A particular observation at two months in is I am weaker on squat and pull ups compared to the rest. So an immediate goal is to bring those two exercises up to the same “ease” level as the rest and then progress weights up proportionally for all.
The article about “double progression” says to not set arbitrary increase points every few weeks. Only increase when the “ease” of reps with good form “earns” an increase. I’m completely on board with that. However, I did think that I could expect to make an increase every 6 to 8 weeks, if I keep up with the program, no skipped day, good diet, good recovery. 5 pounds each 8 weeks would be about 6 progression over a whole year, 5x6=30, so in the long term I could expect to add 50 pounds to my squat and go from 120 to 170 for 3x10.
I imagine that many on this forum warm up with 170 lbs! So I call this a modest goal. But, personally, if I achieve this, I will be amazed. Regardless of how impressive it may or may not be, I don’t think it vaguely or timidly defined. I set my starting level based on 1RM and progression will follow the “double progression” principle. You “earn” your progression only with hard work, not an arbitrary year end goal. “Hard work” then is the key, and that is what brings things full circle back to my original question: how to gauge how hard I am working. I think @FlatsFarmer helped set me on the right track in that regard. My volume was too high.
Bodybuilding is not my goal. “Athletic physique” seems to be what people call the appearance I want. But I already have that. According to the US Navy Method my body fat is about 10%. My physique is like a slightly thicker Jared Leto. I welcome and expect muscle gain, but I think of it more as a side effect that will come with the strength gains. If I use a tape measure or scale, it’s just to track changes. I don’t have goals like “add two inches to my biceps.” In terms of body transformation, the stories of actors getting ripped for action roles, like Robert Downey Jr., Hugh Jackman, etc., are a source of inspiration.
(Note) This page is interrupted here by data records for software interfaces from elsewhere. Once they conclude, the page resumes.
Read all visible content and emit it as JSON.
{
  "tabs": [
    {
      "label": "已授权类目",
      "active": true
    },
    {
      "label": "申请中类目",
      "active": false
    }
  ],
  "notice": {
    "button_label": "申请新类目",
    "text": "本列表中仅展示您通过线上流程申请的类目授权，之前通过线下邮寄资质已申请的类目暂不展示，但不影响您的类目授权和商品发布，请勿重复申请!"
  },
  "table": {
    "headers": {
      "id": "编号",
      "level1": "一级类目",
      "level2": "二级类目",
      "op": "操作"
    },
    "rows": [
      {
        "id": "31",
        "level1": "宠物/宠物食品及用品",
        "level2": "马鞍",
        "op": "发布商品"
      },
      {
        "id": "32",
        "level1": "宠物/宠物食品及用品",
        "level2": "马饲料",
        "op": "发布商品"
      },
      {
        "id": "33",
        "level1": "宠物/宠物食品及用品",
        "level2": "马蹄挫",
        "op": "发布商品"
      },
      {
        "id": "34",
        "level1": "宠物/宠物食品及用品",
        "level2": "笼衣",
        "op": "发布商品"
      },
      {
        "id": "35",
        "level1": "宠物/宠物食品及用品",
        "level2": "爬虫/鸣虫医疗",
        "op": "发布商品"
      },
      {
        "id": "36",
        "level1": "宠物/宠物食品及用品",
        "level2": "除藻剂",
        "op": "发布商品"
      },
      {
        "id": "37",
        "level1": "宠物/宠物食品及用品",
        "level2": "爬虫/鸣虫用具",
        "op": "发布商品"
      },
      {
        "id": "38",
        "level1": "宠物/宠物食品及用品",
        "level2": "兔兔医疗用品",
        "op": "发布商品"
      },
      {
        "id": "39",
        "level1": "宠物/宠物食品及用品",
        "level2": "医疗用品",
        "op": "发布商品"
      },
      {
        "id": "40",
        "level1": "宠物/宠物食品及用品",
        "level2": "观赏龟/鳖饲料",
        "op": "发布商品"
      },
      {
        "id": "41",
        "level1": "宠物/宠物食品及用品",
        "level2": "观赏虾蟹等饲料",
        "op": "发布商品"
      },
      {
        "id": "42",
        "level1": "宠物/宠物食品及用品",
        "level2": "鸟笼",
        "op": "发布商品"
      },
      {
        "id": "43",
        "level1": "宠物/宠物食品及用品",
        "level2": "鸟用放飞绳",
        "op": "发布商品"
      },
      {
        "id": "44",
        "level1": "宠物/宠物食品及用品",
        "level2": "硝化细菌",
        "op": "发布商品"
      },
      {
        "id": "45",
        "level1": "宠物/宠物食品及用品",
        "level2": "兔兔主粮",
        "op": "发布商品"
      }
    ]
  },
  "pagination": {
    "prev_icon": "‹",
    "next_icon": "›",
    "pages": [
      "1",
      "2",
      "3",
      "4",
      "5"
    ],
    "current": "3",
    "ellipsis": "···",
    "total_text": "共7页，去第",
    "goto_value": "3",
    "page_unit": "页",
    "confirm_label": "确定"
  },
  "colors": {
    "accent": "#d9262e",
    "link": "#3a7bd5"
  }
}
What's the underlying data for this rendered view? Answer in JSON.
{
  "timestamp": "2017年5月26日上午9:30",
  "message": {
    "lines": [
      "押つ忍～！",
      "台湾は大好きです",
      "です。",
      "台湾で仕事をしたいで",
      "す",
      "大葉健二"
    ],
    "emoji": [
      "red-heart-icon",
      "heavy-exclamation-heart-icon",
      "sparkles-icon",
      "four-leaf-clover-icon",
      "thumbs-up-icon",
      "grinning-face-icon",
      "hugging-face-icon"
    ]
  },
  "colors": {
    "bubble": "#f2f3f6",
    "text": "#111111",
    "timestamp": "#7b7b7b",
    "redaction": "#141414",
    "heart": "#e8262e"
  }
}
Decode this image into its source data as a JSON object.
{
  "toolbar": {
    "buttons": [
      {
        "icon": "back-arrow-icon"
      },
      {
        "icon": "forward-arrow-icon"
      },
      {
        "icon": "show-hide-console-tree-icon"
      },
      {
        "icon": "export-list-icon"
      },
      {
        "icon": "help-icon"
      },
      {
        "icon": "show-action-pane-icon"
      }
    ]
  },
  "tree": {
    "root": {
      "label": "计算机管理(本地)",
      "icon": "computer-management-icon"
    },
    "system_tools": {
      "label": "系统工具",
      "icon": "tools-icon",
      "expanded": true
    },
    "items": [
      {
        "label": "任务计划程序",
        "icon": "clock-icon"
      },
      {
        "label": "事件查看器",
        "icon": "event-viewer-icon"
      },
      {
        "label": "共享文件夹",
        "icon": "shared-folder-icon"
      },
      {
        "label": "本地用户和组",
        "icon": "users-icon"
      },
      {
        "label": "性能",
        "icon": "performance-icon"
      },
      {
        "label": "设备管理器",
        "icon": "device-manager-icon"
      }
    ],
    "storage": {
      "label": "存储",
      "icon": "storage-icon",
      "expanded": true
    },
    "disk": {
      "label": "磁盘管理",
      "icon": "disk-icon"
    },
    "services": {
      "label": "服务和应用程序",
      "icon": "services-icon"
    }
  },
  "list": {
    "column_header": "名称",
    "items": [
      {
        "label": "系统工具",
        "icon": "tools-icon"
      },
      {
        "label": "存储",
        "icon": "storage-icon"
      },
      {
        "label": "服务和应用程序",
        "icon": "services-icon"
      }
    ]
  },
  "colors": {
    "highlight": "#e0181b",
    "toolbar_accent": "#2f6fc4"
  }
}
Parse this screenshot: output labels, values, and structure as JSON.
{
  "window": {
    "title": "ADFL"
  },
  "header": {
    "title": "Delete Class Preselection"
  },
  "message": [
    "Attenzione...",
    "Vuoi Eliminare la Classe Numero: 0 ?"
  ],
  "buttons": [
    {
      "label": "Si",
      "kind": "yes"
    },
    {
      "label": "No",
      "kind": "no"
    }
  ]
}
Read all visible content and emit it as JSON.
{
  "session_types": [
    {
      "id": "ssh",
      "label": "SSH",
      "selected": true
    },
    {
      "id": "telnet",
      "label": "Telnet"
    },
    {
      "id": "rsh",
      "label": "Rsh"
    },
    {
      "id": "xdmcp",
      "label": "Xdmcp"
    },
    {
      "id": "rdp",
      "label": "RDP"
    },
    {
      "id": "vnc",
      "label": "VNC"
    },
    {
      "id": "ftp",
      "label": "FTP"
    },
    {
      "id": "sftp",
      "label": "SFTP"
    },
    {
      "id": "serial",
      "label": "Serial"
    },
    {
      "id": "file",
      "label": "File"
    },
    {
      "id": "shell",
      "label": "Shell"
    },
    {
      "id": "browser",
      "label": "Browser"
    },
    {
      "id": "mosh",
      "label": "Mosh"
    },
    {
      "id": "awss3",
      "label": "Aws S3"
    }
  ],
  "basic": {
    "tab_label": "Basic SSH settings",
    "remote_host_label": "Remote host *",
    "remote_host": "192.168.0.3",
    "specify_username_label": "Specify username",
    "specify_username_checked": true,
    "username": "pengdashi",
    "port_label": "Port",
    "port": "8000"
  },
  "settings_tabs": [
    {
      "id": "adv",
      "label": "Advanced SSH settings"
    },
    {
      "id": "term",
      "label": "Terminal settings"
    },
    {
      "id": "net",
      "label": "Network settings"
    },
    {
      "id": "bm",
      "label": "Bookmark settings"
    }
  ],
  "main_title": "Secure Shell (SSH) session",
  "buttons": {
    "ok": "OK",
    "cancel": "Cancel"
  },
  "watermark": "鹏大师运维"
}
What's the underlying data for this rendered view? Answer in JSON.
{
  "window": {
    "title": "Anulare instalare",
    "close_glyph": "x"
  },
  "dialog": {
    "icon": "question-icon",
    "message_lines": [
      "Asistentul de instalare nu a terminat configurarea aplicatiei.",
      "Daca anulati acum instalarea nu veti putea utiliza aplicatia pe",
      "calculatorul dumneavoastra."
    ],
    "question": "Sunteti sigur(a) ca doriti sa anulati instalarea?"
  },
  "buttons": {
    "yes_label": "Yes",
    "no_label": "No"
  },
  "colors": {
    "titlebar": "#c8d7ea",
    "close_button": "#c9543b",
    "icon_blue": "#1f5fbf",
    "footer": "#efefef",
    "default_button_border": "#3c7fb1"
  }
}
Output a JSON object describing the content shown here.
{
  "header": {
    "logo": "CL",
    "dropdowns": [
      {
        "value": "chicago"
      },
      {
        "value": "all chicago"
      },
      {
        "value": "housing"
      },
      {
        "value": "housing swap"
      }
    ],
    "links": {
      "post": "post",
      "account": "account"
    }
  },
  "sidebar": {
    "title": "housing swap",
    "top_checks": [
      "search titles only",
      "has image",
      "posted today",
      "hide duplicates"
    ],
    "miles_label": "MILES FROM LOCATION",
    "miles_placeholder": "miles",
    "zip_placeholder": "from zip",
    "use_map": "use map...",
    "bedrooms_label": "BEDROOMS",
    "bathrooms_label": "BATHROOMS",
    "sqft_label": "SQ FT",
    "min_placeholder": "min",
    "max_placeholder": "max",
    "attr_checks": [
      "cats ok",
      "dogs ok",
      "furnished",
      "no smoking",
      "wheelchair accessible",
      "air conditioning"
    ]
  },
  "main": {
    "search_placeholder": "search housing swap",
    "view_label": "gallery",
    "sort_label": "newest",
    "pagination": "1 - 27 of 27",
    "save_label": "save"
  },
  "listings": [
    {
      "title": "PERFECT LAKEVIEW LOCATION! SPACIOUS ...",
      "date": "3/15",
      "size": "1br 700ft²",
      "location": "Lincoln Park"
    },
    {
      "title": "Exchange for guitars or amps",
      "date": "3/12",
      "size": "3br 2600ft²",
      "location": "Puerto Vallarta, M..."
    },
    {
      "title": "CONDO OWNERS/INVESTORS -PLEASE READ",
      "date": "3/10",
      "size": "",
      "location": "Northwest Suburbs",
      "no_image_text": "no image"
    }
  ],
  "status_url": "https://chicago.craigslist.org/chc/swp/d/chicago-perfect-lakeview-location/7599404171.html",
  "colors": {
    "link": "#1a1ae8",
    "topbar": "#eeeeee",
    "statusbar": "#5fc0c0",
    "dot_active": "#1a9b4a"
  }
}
So, the main goal is dedication and earning the strength progressions, muscle gain is a side benefit, long term goal is a life style to stay strong while aging.
I hope I covered all the questions that came up from everyone. I really appreciate the interest and advice. Let me know if I should add extra details.